Thursday, July 8 7 p.m. – Opening musical performance by Andrew McKnight An Evening with Frederick Law Olmsted, Sr., performed by Gerry Wright
Frederick Law Olmsted, Sr. (1822–1903) is known for creating diverse landscapes, from New York’s Central Park and to the Capitol Grounds in Washington to the Chicago World’s Fair, but his values and vision extended into many endeavors. Olmsted owned and managed farms in Connecticut and on Staten Island. As a journalist he wrote three books on economic and social conditions in the South, with important observations on slavery. During the Civil War he served as executive secretary of the Sanitary Commission with a mandate for providing health services. When he was manager of the large Mariposa Gold Mine in California he became an advocate for making Yosemite a national park. The majority of the 130 Olmsted projects in Maryland–including work in Baltimore City and Allegany, Anne Arundel, Baltimore, Carroll, Cecil, and Montgomery Counties–were undertaken in first half of the 20th century by Frederick Law Olmsted’s sons, whose firm carried out the legacy of their father.

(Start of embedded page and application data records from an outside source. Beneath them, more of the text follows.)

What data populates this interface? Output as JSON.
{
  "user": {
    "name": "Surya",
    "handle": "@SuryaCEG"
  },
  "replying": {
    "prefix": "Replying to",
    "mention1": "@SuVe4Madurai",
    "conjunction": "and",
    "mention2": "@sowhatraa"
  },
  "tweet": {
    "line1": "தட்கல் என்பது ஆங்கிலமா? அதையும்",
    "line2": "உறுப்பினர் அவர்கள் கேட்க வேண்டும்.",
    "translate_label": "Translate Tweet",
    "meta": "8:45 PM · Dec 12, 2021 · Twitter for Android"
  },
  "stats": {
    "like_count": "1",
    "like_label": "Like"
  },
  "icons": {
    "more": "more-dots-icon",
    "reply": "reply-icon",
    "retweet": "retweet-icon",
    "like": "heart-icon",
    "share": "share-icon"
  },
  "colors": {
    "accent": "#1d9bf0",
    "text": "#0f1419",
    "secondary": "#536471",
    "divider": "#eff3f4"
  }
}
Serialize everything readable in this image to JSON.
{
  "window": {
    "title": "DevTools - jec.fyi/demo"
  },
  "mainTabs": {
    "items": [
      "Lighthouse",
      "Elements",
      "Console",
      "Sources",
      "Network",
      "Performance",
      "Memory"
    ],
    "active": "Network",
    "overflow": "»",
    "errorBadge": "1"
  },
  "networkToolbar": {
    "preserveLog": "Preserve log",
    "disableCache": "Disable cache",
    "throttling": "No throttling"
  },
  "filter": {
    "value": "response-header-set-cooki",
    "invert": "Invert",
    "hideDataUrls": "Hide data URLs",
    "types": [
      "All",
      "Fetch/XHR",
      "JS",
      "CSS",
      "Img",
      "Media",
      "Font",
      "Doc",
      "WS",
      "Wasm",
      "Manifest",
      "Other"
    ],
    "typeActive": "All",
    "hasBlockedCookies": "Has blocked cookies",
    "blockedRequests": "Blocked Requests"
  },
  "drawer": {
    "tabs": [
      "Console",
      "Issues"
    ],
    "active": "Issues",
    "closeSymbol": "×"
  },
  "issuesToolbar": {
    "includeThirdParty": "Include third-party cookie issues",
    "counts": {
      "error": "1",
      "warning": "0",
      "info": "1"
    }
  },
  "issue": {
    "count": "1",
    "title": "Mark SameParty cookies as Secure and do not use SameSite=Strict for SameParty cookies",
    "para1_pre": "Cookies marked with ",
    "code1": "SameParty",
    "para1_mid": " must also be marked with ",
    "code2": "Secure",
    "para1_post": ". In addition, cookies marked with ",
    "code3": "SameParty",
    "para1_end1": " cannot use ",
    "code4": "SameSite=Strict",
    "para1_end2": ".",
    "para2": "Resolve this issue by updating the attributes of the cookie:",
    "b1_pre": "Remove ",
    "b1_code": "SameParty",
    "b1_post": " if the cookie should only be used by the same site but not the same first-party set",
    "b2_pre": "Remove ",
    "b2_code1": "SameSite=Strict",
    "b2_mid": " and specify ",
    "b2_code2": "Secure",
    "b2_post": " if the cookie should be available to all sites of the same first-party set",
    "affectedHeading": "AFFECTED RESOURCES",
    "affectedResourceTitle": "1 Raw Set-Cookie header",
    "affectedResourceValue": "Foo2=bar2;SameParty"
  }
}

Friday, July 9 7 p.m. – Opening musical performance by Ellen Cherry An Evening with Sacagawea, performed by Selene Phillips
Sacagawea (c.1788–1812) was the only woman in the famous expedition led by Meriwether Lewis and William Clark in 1804–1806. Daughter of a Shoshone chief, she was captured around the age of 12 by the Hidatsa and later was obtained by French-Canadian trapper Toussaint Charbonneau. When Lewis and Clark arrived in the area with their expedition, they hired Charbonneau and Sacagawea to accompany them. Carrying her infant son, Sacagawea traveled thousands of miles from the Mandan/Hidatsa village in what is now North Dakota to the Pacific Ocean and back. Her primary function was to serve as a translator for the expedition. For more information on the Montgomery College Chautauqua, call 240-567-7746 or visit www.montgomerycollege.edu/chautauqua.